▶ TASK DESCRIPTION: Retrieve every line from the records in which the word "structured" occurs.
/---
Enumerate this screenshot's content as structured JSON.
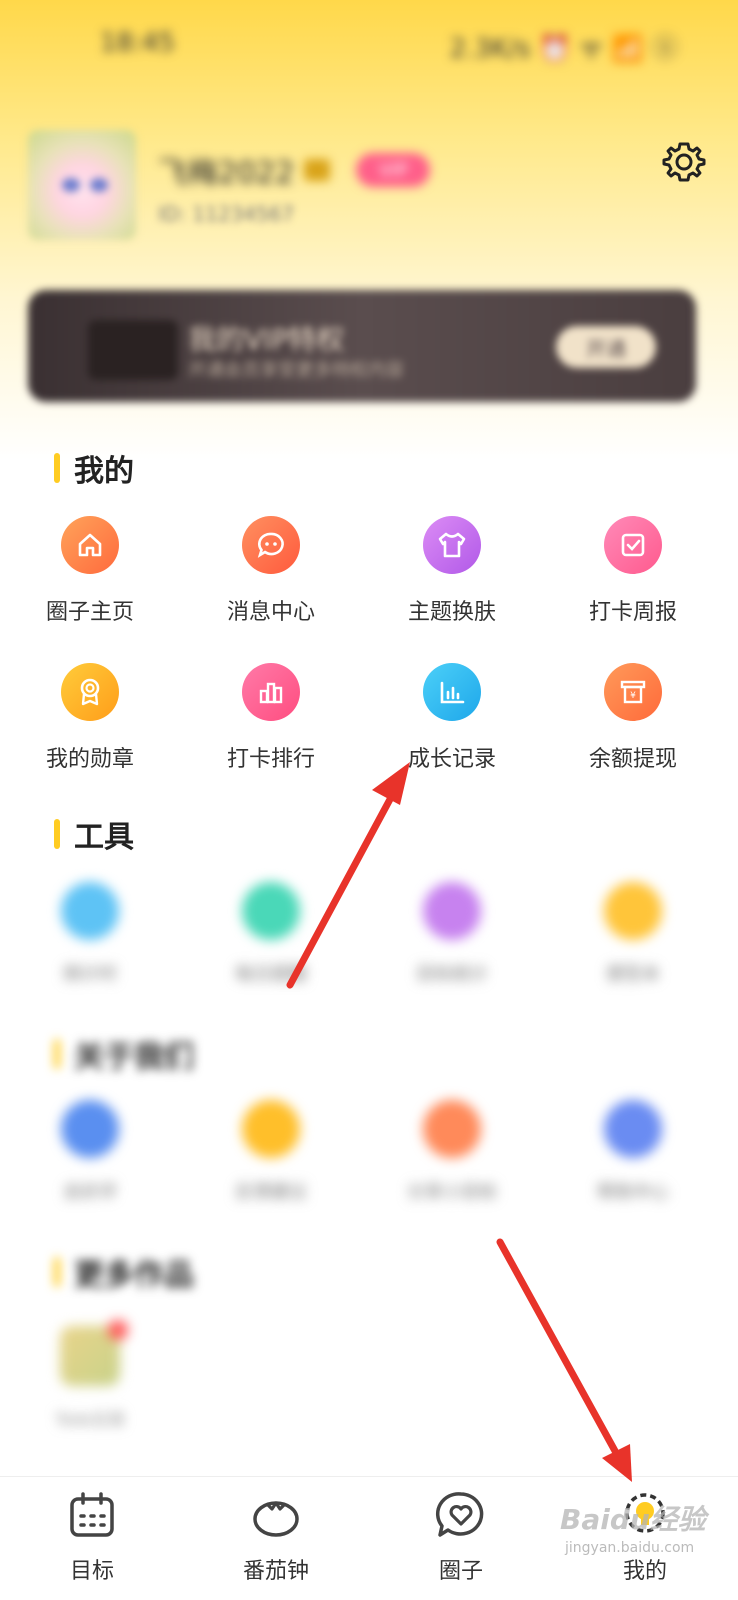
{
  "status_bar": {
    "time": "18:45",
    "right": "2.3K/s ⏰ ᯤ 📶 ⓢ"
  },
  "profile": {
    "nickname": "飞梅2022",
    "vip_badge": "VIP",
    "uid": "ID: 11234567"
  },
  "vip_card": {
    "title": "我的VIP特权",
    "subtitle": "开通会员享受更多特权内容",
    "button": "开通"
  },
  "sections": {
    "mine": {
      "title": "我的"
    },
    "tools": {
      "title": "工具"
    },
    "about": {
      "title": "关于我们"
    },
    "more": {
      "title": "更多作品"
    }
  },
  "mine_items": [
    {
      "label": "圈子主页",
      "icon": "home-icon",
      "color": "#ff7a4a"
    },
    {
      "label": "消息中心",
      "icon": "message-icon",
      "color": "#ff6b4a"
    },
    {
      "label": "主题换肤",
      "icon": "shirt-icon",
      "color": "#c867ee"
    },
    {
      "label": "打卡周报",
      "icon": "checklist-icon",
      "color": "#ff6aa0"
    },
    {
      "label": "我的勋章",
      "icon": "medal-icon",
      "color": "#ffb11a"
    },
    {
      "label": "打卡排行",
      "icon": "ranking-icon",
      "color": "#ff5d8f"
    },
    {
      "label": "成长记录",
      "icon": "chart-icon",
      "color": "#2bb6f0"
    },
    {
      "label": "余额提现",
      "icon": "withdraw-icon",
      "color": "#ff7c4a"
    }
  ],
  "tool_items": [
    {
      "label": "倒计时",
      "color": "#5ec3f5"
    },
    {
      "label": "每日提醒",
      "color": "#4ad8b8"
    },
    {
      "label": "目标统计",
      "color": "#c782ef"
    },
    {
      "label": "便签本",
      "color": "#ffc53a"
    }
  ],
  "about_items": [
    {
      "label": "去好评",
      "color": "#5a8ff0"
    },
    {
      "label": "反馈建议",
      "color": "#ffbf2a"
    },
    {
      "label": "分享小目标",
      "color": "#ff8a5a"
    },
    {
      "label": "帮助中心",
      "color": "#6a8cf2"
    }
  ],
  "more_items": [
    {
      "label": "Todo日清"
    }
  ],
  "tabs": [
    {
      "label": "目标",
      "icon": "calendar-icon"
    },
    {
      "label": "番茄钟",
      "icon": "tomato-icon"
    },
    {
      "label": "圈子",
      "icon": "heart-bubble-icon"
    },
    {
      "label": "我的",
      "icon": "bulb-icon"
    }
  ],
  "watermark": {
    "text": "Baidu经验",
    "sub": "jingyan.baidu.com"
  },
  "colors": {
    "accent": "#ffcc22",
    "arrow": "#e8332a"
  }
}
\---
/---
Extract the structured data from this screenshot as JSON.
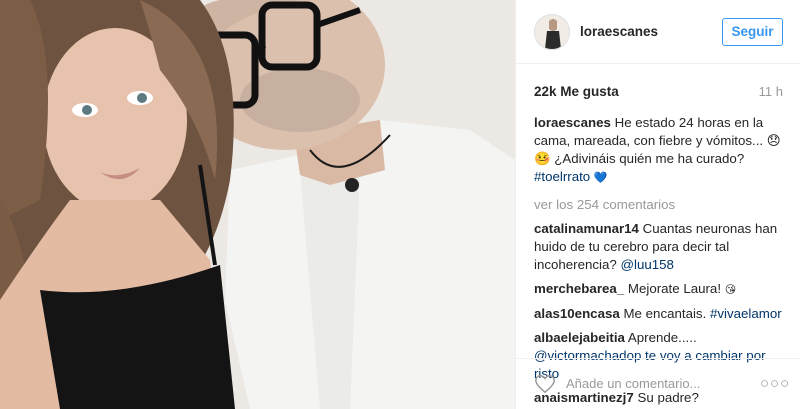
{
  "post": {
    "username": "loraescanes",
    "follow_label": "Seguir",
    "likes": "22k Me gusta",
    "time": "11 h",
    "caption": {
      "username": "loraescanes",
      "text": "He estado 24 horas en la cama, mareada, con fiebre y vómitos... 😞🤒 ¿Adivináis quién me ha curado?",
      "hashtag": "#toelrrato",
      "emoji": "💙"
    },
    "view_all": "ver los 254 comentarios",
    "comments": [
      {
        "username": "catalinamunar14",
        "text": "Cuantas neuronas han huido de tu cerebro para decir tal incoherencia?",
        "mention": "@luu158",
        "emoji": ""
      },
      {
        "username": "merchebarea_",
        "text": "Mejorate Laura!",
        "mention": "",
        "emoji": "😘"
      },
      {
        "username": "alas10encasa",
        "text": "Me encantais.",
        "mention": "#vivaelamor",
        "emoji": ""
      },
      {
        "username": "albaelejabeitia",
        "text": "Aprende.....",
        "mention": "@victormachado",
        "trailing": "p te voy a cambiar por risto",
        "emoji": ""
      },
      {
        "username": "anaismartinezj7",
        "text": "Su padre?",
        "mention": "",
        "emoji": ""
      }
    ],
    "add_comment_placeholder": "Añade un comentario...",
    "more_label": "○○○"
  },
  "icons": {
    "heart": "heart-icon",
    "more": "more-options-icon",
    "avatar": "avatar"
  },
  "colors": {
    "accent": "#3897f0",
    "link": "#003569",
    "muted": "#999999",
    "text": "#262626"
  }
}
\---
▶ RESULT BELOW:
Enumerate this screenshot's content as structured JSON.
Extract the structured data from this screenshot as JSON.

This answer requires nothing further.